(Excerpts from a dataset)

———

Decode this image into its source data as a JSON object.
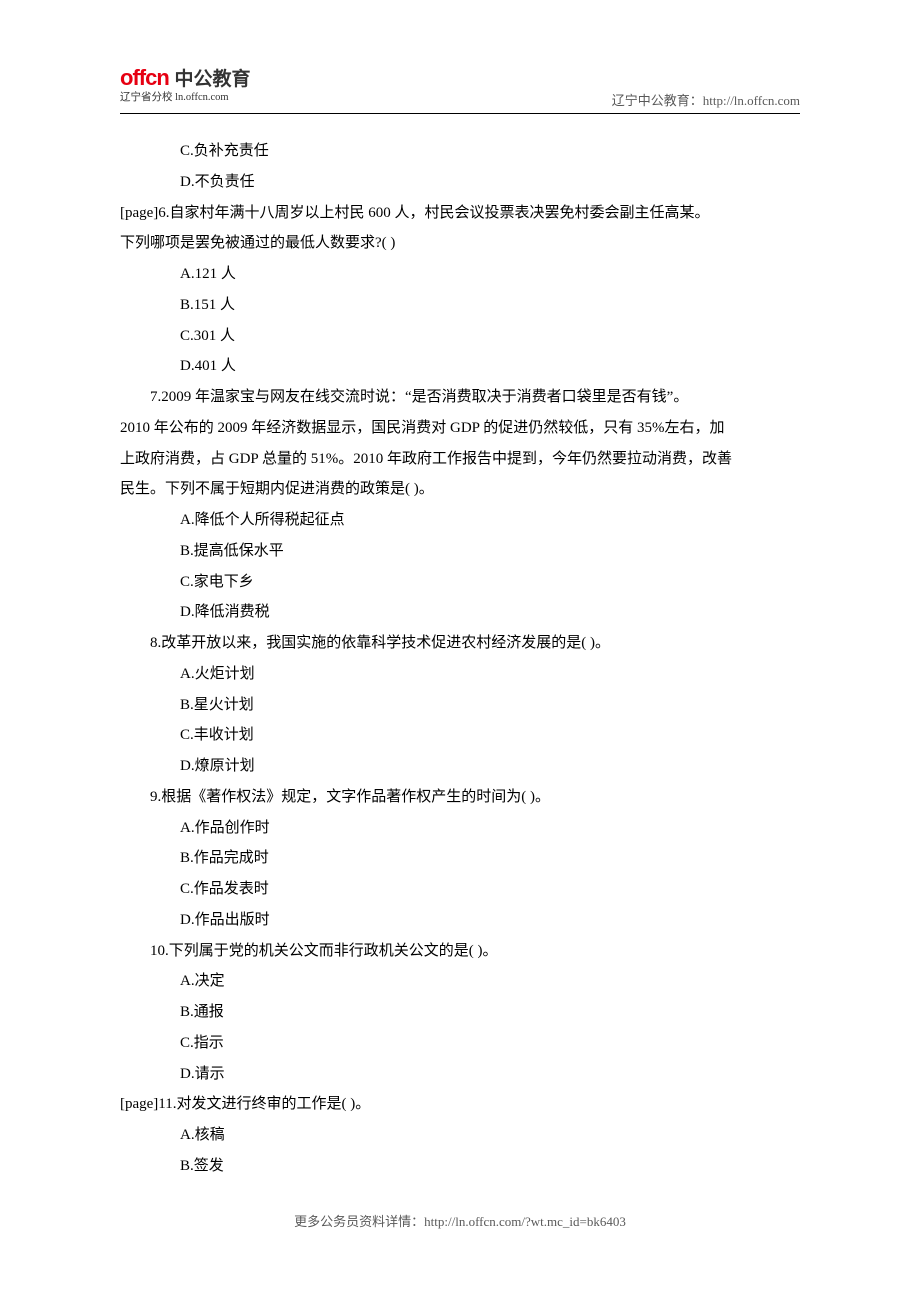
{
  "header": {
    "logo_en": "offcn",
    "logo_cn": "中公教育",
    "logo_sub": "辽宁省分校 ln.offcn.com",
    "right_label": "辽宁中公教育：",
    "right_url": "http://ln.offcn.com"
  },
  "body": {
    "q5_c": "C.负补充责任",
    "q5_d": "D.不负责任",
    "q6_stem_a": "[page]6.自家村年满十八周岁以上村民 600 人，村民会议投票表决罢免村委会副主任高某。",
    "q6_stem_b": "下列哪项是罢免被通过的最低人数要求?( )",
    "q6_a": "A.121 人",
    "q6_b": "B.151 人",
    "q6_c": "C.301 人",
    "q6_d": "D.401 人",
    "q7_stem_a": "7.2009 年温家宝与网友在线交流时说：“是否消费取决于消费者口袋里是否有钱”。",
    "q7_stem_b": "2010 年公布的 2009 年经济数据显示，国民消费对 GDP 的促进仍然较低，只有 35%左右，加",
    "q7_stem_c": "上政府消费，占 GDP 总量的 51%。2010 年政府工作报告中提到，今年仍然要拉动消费，改善",
    "q7_stem_d": "民生。下列不属于短期内促进消费的政策是( )。",
    "q7_a": "A.降低个人所得税起征点",
    "q7_b": "B.提高低保水平",
    "q7_c": "C.家电下乡",
    "q7_d": "D.降低消费税",
    "q8_stem": "8.改革开放以来，我国实施的依靠科学技术促进农村经济发展的是( )。",
    "q8_a": "A.火炬计划",
    "q8_b": "B.星火计划",
    "q8_c": "C.丰收计划",
    "q8_d": "D.燎原计划",
    "q9_stem": "9.根据《著作权法》规定，文字作品著作权产生的时间为( )。",
    "q9_a": "A.作品创作时",
    "q9_b": "B.作品完成时",
    "q9_c": "C.作品发表时",
    "q9_d": "D.作品出版时",
    "q10_stem": "10.下列属于党的机关公文而非行政机关公文的是( )。",
    "q10_a": "A.决定",
    "q10_b": "B.通报",
    "q10_c": "C.指示",
    "q10_d": "D.请示",
    "q11_stem": "[page]11.对发文进行终审的工作是( )。",
    "q11_a": "A.核稿",
    "q11_b": "B.签发"
  },
  "footer": {
    "label": "更多公务员资料详情：",
    "url": "http://ln.offcn.com/?wt.mc_id=bk6403"
  }
}
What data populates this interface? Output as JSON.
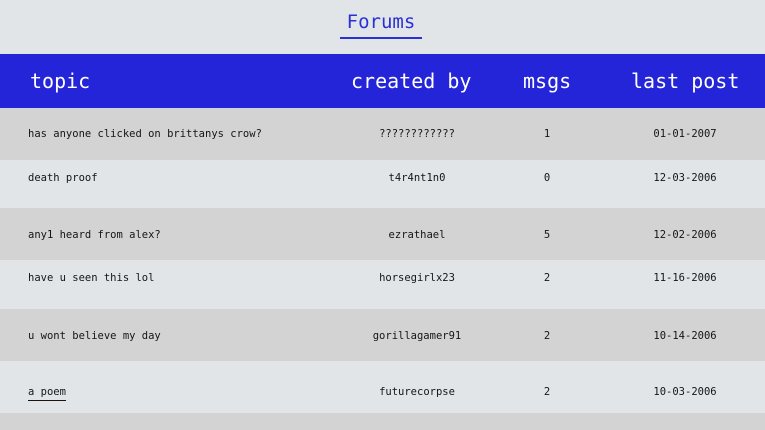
{
  "header": {
    "title": "Forums"
  },
  "columns": {
    "topic": "topic",
    "created_by": "created by",
    "msgs": "msgs",
    "last_post": "last post"
  },
  "rows": [
    {
      "topic": "has anyone clicked on brittanys crow?",
      "created_by": "????????????",
      "msgs": "1",
      "last_post": "01-01-2007"
    },
    {
      "topic": "death proof",
      "created_by": "t4r4nt1n0",
      "msgs": "0",
      "last_post": "12-03-2006"
    },
    {
      "topic": "any1 heard from alex?",
      "created_by": "ezrathael",
      "msgs": "5",
      "last_post": "12-02-2006"
    },
    {
      "topic": "have u seen this lol",
      "created_by": "horsegirlx23",
      "msgs": "2",
      "last_post": "11-16-2006"
    },
    {
      "topic": "u wont believe my day",
      "created_by": "gorillagamer91",
      "msgs": "2",
      "last_post": "10-14-2006"
    },
    {
      "topic": "a poem",
      "created_by": "futurecorpse",
      "msgs": "2",
      "last_post": "10-03-2006"
    }
  ]
}
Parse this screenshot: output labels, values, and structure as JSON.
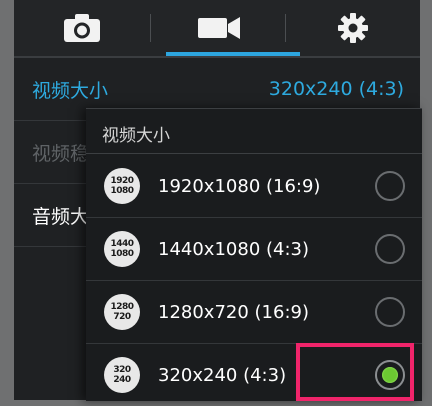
{
  "tabs": {
    "camera_icon": "camera-icon",
    "video_icon": "video-camera-icon",
    "settings_icon": "gear-icon",
    "active": "video"
  },
  "settings": {
    "video_size": {
      "label": "视频大小",
      "value": "320x240 (4:3)"
    },
    "video_stabilization": {
      "label": "视频稳"
    },
    "audio": {
      "label": "音频大"
    }
  },
  "dialog": {
    "title": "视频大小",
    "options": [
      {
        "icon_top": "1920",
        "icon_bottom": "1080",
        "label": "1920x1080 (16:9)",
        "selected": false
      },
      {
        "icon_top": "1440",
        "icon_bottom": "1080",
        "label": "1440x1080 (4:3)",
        "selected": false
      },
      {
        "icon_top": "1280",
        "icon_bottom": "720",
        "label": "1280x720 (16:9)",
        "selected": false
      },
      {
        "icon_top": "320",
        "icon_bottom": "240",
        "label": "320x240 (4:3)",
        "selected": true
      }
    ]
  },
  "colors": {
    "accent": "#2eaadf",
    "selected_radio": "#6cc832",
    "highlight": "#f0246a"
  }
}
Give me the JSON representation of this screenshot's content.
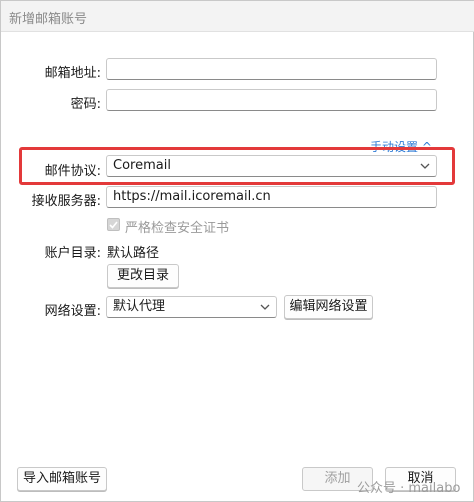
{
  "window": {
    "title": "新增邮箱账号"
  },
  "form": {
    "email_label": "邮箱地址:",
    "email_value": "",
    "password_label": "密码:",
    "password_value": "",
    "manual_setup_link": "手动设置 ^",
    "protocol_label": "邮件协议:",
    "protocol_value": "Coremail",
    "server_label": "接收服务器:",
    "server_value": "https://mail.icoremail.cn",
    "strict_check_label": "严格检查安全证书",
    "strict_check_checked": true,
    "account_dir_label": "账户目录:",
    "account_dir_value": "默认路径",
    "change_dir_button": "更改目录",
    "network_label": "网络设置:",
    "network_value": "默认代理",
    "edit_network_button": "编辑网络设置"
  },
  "footer": {
    "import_button": "导入邮箱账号",
    "add_button": "添加",
    "cancel_button": "取消",
    "watermark": "公众号 · mailabo"
  },
  "colors": {
    "highlight": "#e3393a",
    "link": "#2e7bd6"
  }
}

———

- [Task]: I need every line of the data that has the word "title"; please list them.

- [Written answer]:
    "title": "Forums"
    "title": "视频大小",
    "title": "新增邮箱账号"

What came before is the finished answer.